Competition year: 2001
About Chance Martin
Across the United States, there are few homeless men, women and children who don't have to live in fear of being criminalized for their poverty. Cities are legislating homelessness under the pretense of "revitalizing neighborhoods." Local governments are promoting a national trend of scapegoating homeless and poor people instead of providing permanent exits from homelessness and poverty, such as truly affordable housing, a living wage, quality health services, and access to education.
Our government, it seems, finds it far easier to offer homeless people temporary charity -- shelters, soup kitchens, etc. -- instead of justice.
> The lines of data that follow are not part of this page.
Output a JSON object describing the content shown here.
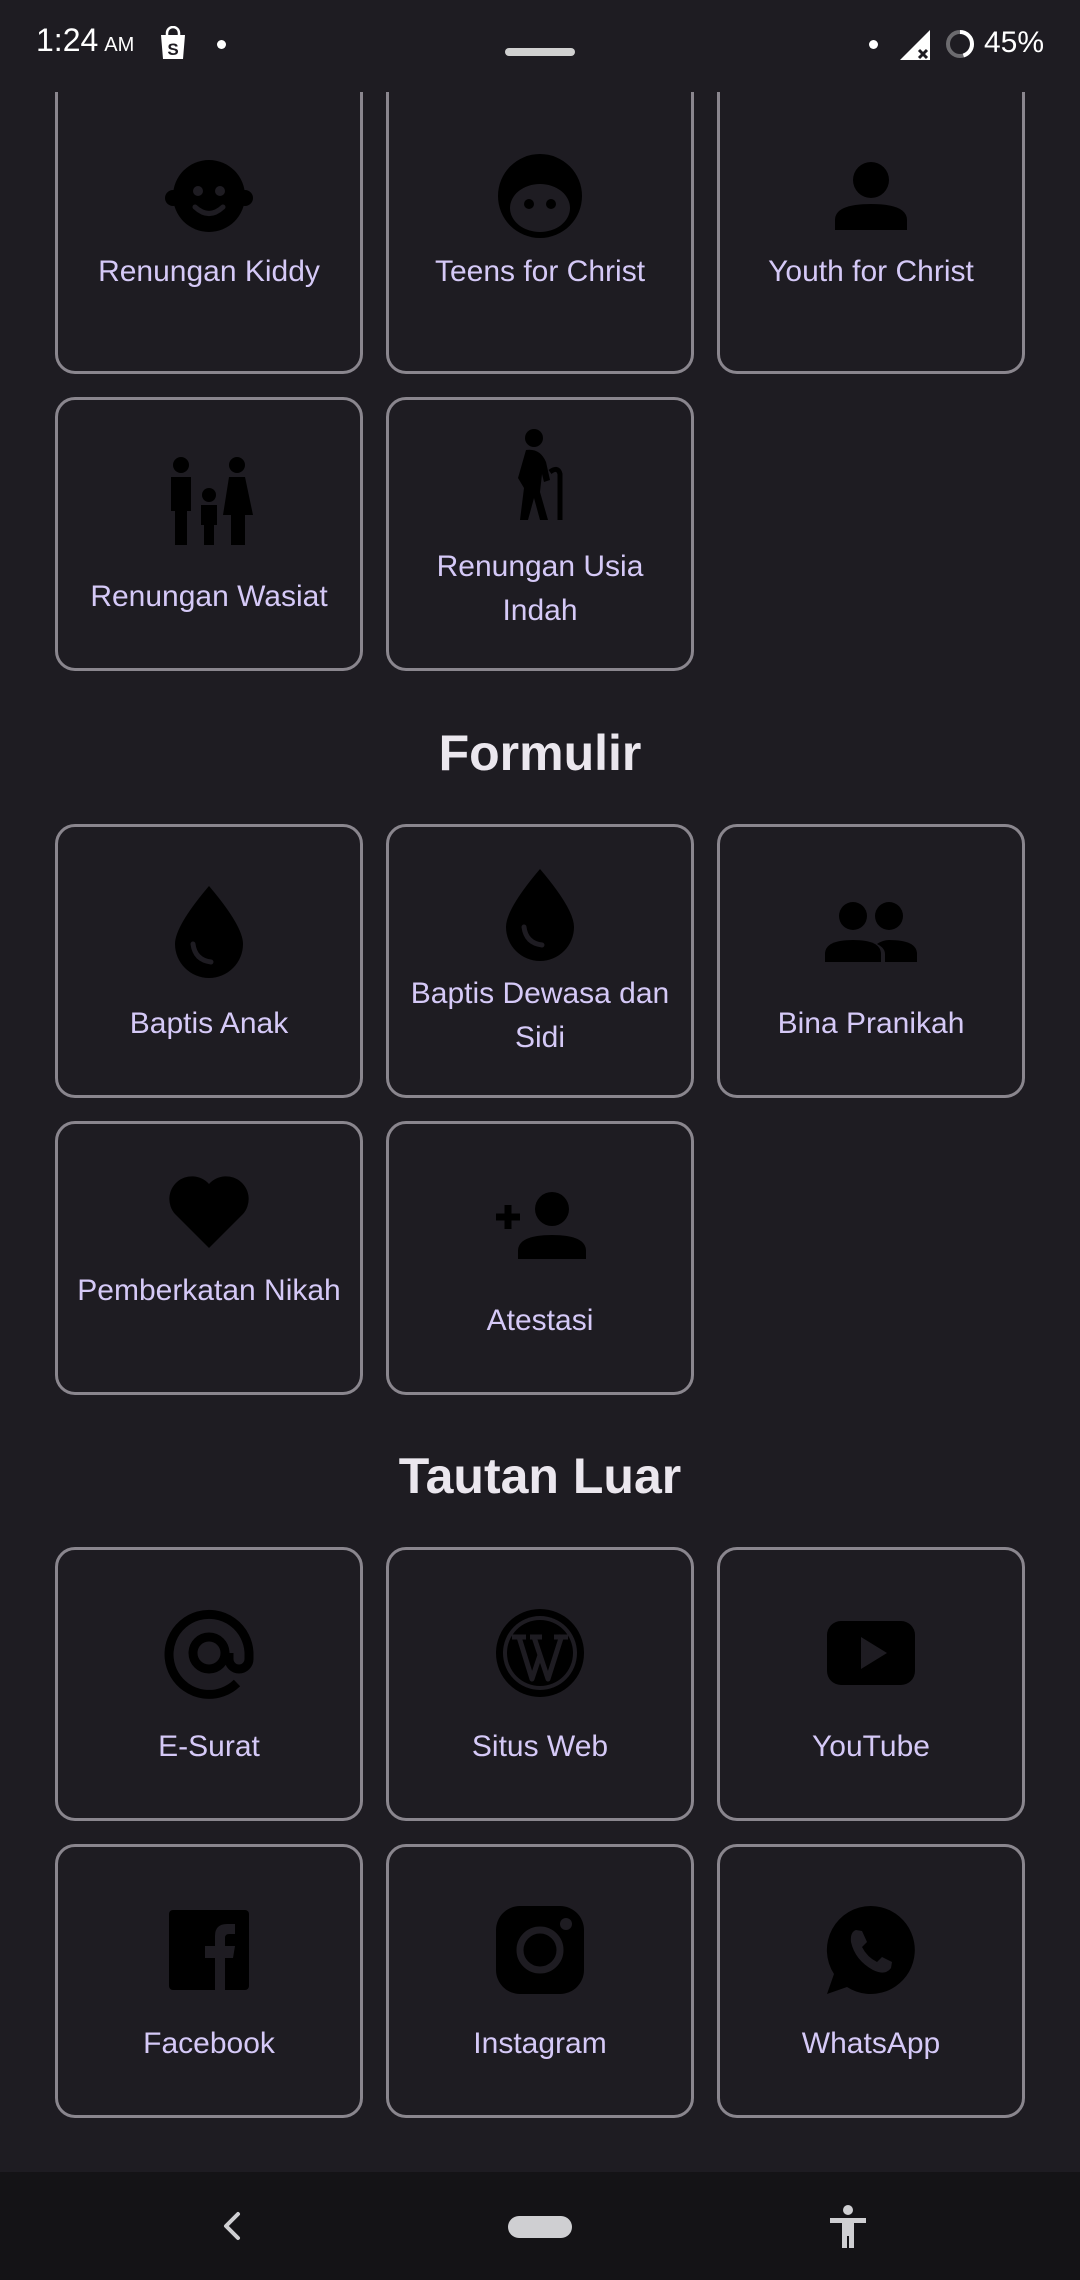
{
  "status_bar": {
    "time": "1:24",
    "ampm": "AM",
    "battery_percent": "45%",
    "icons": [
      "shopping-bag-icon",
      "notification-dot-icon",
      "signal-icon",
      "battery-icon"
    ]
  },
  "top_row": {
    "cards": [
      {
        "label": "Renungan Kiddy",
        "icon": "child-face-icon"
      },
      {
        "label": "Teens for Christ",
        "icon": "face-icon"
      },
      {
        "label": "Youth for Christ",
        "icon": "person-icon"
      }
    ]
  },
  "second_row": {
    "cards": [
      {
        "label": "Renungan Wasiat",
        "icon": "family-icon"
      },
      {
        "label": "Renungan Usia Indah",
        "icon": "elderly-icon"
      }
    ]
  },
  "formulir": {
    "title": "Formulir",
    "cards": [
      {
        "label": "Baptis Anak",
        "icon": "water-drop-icon"
      },
      {
        "label": "Baptis Dewasa dan Sidi",
        "icon": "water-drop-icon"
      },
      {
        "label": "Bina Pranikah",
        "icon": "people-icon"
      },
      {
        "label": "Pemberkatan Nikah",
        "icon": "heart-icon"
      },
      {
        "label": "Atestasi",
        "icon": "person-add-icon"
      }
    ]
  },
  "tautan_luar": {
    "title": "Tautan Luar",
    "cards": [
      {
        "label": "E-Surat",
        "icon": "at-sign-icon"
      },
      {
        "label": "Situs Web",
        "icon": "wordpress-icon"
      },
      {
        "label": "YouTube",
        "icon": "youtube-icon"
      },
      {
        "label": "Facebook",
        "icon": "facebook-icon"
      },
      {
        "label": "Instagram",
        "icon": "instagram-icon"
      },
      {
        "label": "WhatsApp",
        "icon": "whatsapp-icon"
      }
    ]
  },
  "colors": {
    "background": "#1e1c22",
    "card_border": "#8a868e",
    "label": "#d5c9f7",
    "title": "#ebe7ee",
    "icon": "#000000"
  }
}
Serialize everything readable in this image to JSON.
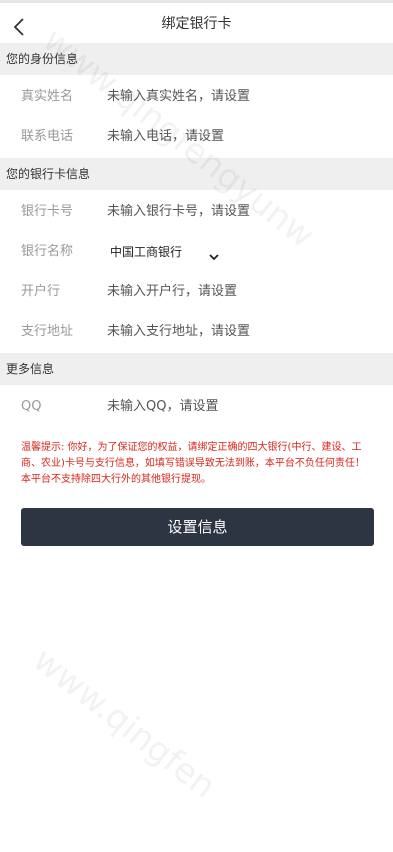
{
  "header": {
    "title": "绑定银行卡",
    "back_icon": "chevron-left-icon"
  },
  "sections": {
    "identity": "您的身份信息",
    "bank": "您的银行卡信息",
    "more": "更多信息"
  },
  "identity": {
    "name_label": "真实姓名",
    "name_value": "未输入真实姓名，请设置",
    "phone_label": "联系电话",
    "phone_value": "未输入电话，请设置"
  },
  "bank": {
    "card_label": "银行卡号",
    "card_value": "未输入银行卡号，请设置",
    "bank_name_label": "银行名称",
    "bank_name_selected": "中国工商银行",
    "branch_label": "开户行",
    "branch_value": "未输入开户行，请设置",
    "branch_address_label": "支行地址",
    "branch_address_value": "未输入支行地址，请设置"
  },
  "more": {
    "qq_label": "QQ",
    "qq_value": "未输入QQ，请设置"
  },
  "warning": "温馨提示: 你好，为了保证您的权益，请绑定正确的四大银行(中行、建设、工商、农业)卡号与支行信息，如填写错误导致无法到账，本平台不负任何责任！本平台不支持除四大行外的其他银行提现。",
  "submit_label": "设置信息",
  "colors": {
    "button_bg": "#2d3442",
    "section_bg": "#efefef",
    "warning": "#d9261c"
  }
}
We can only reverse this trend by actively involving and organizing in collaboration with homeless people in the fight to end the criminalization of homelessness and to create permanent solutions to poverty. An organizing model needs to be developed which effectively fights against police abuse, discrimination, violations of people’s privacy rights, and other systemic abuses. At the same time, proactive policy changes can prevent these attacks against homeless people from occurring.
We maintain that a just society requires little charity.
Organizing for change
The struggle to end these civil rights violations against homeless people (and the system that creates this unjustness) begins in the streets, camps, shelters, single room occupancy hotels, transitional housing units, and abandoned buildings. Those most affected by this institutionalized injustice need to play a leading role in identifying these problems and developing solutions. Organizing homeless people requires creating ways in which they can voice their concerns and hear their issues articulated and reflected in the work of ending homelessness.
Effective organizing models need to be developed which uniquely suit the communities they serve. The homeless population is often transient, living in crisis, and, -- because of their historical relationships with poverty institutions -- distrustful. Thus, when organizing with homeless people, the models we employ need to address these immediate needs and provide the necessary support to maintain our ongoing participation in creating long-term solutions.
In organizing to fight the civil rights abuses of homeless people, we must create many avenues and levels through which poor and homeless people can impact public policy, programs and legal strategy development. This organizing begins with extensive peer-based outreach, so that the input gathered directly from homeless people drives the work agenda. This outreach has four main purposes:
1) to educate poor and homeless people on their rights;
2) to record civil rights abuses, including police interaction with homeless people, through written and video documentation;
3) to provide information on opportunities to get involved with the work and create change; and
4) to gather ideas, insight and opinions on solutions to poverty and homelessness.